Brief.
Wherever a line of the data contains "player", copy that line.

-------- Information provided

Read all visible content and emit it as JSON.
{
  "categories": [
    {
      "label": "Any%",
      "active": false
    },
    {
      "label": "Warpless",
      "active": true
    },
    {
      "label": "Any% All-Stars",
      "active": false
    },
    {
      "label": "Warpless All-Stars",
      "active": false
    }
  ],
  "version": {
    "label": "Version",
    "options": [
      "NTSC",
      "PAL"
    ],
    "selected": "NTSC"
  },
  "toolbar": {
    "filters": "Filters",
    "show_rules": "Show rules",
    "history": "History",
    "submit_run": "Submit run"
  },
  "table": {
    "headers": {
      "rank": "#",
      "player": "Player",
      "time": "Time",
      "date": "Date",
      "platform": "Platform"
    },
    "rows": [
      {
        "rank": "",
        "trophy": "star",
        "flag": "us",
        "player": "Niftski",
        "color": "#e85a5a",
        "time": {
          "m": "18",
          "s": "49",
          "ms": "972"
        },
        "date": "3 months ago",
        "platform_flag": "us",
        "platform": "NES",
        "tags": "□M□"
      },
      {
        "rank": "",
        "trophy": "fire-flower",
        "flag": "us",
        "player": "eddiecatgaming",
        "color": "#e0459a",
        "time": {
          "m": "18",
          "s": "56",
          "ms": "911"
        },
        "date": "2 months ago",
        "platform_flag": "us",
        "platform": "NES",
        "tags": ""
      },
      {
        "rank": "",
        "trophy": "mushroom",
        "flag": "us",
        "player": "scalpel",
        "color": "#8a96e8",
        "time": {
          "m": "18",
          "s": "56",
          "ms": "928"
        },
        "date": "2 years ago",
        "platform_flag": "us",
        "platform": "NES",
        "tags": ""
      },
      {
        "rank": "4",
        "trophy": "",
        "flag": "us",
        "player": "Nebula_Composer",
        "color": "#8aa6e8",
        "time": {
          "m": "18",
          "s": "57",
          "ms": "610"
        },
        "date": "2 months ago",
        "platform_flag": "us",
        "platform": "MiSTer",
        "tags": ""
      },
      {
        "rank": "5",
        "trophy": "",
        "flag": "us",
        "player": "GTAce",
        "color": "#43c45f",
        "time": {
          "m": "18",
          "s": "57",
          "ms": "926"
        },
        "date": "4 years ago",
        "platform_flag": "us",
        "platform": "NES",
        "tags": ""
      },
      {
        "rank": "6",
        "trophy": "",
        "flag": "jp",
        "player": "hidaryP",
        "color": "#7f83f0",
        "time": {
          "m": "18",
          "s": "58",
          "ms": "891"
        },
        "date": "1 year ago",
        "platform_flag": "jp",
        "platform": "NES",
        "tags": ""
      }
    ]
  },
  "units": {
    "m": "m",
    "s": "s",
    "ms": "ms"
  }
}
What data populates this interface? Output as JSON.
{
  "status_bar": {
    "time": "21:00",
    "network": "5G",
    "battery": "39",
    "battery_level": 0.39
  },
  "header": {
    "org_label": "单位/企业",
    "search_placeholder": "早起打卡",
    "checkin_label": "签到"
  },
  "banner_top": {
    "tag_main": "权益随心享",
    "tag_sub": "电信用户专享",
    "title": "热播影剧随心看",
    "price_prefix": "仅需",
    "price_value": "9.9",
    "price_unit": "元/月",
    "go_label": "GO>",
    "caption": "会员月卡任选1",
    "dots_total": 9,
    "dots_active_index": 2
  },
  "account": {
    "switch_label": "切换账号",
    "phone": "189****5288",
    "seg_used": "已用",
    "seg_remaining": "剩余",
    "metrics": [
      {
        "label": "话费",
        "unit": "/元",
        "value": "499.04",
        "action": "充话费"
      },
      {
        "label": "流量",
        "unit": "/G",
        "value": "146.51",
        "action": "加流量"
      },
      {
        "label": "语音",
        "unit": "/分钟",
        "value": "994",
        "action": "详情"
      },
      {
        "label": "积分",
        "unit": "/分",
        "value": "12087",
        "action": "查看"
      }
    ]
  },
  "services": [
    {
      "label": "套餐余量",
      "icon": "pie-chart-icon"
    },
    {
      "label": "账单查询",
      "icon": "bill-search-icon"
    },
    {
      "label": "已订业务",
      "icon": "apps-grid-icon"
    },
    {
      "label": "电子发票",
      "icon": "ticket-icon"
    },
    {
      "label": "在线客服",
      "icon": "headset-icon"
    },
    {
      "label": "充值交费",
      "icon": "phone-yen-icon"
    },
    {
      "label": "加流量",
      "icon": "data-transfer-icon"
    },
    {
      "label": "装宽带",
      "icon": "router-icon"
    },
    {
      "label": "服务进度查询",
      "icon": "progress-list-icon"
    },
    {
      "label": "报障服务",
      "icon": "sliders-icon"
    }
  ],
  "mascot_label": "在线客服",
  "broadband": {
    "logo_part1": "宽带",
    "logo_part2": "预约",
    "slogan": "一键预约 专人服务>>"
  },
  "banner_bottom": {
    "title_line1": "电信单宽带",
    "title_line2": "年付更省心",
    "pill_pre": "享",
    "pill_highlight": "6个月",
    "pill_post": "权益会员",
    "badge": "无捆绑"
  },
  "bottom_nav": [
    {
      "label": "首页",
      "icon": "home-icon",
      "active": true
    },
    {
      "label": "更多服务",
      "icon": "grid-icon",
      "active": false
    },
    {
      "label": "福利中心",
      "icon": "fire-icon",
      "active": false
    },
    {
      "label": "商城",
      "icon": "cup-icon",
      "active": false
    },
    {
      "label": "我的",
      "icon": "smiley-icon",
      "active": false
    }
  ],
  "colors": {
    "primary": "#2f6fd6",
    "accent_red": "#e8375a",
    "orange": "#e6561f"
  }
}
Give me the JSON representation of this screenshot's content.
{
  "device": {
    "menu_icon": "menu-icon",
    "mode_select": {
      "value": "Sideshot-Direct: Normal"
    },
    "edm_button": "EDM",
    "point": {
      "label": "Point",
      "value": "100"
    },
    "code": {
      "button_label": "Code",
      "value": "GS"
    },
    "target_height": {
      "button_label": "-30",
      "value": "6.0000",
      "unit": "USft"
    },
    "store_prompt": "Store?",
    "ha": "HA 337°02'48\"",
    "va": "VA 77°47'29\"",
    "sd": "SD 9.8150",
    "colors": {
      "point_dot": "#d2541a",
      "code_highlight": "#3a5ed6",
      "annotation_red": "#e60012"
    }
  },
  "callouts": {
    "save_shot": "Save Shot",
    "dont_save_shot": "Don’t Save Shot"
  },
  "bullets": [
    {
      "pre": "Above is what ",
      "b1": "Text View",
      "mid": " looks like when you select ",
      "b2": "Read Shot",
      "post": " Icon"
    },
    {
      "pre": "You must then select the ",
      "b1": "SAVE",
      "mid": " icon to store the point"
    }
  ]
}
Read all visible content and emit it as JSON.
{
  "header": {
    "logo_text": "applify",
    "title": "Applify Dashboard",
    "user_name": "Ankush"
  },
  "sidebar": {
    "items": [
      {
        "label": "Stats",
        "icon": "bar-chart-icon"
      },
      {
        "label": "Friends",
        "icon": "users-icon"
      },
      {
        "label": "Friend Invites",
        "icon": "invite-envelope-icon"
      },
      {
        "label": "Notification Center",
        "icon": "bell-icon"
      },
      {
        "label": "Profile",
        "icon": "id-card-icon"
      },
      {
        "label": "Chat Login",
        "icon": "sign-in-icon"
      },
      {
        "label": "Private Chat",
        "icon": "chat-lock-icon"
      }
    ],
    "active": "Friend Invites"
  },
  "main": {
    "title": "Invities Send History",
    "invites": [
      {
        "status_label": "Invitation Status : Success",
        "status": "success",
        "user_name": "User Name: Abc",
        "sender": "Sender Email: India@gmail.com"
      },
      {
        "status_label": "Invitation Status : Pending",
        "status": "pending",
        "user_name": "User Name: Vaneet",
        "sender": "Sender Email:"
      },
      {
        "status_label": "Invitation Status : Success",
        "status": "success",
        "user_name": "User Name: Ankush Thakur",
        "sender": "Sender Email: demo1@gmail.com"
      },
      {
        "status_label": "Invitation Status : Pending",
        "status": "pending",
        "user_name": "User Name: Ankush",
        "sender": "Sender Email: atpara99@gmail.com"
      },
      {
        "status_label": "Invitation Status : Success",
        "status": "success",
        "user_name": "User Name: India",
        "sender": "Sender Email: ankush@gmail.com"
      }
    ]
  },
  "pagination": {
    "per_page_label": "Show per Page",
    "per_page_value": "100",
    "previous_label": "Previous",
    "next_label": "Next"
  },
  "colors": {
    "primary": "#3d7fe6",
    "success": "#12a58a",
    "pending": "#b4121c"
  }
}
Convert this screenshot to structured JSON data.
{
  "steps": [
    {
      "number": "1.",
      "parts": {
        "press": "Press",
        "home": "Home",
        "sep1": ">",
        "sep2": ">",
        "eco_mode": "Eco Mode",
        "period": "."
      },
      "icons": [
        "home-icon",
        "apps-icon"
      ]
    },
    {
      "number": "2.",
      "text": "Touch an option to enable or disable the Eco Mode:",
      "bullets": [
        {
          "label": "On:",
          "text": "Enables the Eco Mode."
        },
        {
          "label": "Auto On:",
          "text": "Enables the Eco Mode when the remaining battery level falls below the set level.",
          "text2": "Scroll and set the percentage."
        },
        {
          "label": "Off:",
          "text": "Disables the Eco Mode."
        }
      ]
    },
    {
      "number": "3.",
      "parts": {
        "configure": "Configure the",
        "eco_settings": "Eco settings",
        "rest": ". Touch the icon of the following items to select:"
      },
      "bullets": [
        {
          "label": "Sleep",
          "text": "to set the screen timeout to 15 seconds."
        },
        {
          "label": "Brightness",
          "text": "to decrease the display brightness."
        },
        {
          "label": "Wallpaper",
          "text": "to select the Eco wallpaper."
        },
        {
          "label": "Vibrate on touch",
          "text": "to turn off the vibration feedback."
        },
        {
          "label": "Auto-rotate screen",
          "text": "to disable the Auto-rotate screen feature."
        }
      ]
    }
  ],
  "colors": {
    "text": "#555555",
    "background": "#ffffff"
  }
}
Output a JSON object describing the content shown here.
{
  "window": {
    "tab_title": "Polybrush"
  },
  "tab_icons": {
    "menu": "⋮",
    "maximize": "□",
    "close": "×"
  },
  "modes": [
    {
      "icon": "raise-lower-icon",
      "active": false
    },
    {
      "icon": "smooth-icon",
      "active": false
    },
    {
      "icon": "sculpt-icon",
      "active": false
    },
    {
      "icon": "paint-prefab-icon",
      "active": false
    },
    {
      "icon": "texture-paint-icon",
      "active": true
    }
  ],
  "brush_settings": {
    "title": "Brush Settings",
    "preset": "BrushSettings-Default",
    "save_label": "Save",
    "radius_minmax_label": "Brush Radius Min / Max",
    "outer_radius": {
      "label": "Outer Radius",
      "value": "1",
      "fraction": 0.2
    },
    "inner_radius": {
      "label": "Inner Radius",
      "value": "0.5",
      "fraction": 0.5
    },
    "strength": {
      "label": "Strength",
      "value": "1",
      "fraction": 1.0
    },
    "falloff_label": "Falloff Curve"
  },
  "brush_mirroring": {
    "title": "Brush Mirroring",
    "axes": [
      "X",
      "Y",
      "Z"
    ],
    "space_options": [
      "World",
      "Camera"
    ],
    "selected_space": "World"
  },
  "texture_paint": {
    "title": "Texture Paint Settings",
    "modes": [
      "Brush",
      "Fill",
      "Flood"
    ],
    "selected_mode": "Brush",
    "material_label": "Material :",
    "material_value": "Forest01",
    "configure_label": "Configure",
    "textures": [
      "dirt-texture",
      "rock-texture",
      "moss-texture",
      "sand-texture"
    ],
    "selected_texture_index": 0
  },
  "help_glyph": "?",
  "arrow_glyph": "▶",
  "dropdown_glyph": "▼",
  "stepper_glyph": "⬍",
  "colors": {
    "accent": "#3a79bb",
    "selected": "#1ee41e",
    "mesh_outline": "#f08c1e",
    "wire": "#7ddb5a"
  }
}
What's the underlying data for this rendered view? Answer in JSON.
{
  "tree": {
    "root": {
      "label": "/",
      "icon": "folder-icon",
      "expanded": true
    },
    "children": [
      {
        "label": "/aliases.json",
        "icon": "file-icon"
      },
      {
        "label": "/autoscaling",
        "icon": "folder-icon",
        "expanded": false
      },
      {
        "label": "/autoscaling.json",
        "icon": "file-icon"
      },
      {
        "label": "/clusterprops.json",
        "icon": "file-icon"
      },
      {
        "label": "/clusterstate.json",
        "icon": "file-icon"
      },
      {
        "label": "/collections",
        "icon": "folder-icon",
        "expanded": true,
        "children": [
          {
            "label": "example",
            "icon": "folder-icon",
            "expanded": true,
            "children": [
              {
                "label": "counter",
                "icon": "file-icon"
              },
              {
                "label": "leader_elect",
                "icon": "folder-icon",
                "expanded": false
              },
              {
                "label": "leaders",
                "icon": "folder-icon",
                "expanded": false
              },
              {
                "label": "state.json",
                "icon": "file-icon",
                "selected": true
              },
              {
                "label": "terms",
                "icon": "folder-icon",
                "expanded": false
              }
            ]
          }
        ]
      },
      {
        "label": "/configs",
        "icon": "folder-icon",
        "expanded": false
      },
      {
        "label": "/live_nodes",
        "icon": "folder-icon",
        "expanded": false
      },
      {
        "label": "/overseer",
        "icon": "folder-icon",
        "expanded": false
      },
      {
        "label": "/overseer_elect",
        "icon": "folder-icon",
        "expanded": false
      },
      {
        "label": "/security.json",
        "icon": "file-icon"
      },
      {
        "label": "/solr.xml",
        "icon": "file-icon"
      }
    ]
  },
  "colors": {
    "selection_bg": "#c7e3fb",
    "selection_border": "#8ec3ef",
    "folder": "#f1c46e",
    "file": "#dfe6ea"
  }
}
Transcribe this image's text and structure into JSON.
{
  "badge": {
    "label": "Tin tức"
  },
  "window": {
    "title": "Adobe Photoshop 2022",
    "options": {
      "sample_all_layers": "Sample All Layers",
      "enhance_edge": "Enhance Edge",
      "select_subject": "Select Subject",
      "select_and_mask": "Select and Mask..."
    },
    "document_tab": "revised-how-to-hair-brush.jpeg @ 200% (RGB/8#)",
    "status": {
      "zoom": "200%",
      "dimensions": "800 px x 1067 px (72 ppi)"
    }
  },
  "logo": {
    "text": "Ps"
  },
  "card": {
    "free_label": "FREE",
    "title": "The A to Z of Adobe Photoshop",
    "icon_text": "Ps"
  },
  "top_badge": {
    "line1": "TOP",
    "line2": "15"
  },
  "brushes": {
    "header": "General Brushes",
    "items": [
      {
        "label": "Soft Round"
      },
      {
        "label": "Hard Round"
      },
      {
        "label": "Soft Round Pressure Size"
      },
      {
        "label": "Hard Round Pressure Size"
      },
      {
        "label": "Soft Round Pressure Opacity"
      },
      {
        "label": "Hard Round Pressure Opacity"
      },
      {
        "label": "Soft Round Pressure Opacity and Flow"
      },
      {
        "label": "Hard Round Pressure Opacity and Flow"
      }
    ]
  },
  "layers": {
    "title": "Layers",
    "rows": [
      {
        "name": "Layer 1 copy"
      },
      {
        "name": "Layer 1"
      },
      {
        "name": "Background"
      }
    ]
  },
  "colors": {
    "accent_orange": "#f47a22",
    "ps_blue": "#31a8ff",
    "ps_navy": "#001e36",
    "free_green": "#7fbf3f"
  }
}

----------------

Solution.
      "player": "Player",
        "player": "Niftski",
        "player": "eddiecatgaming",
        "player": "scalpel",
        "player": "Nebula_Composer",
        "player": "GTAce",
        "player": "hidaryP",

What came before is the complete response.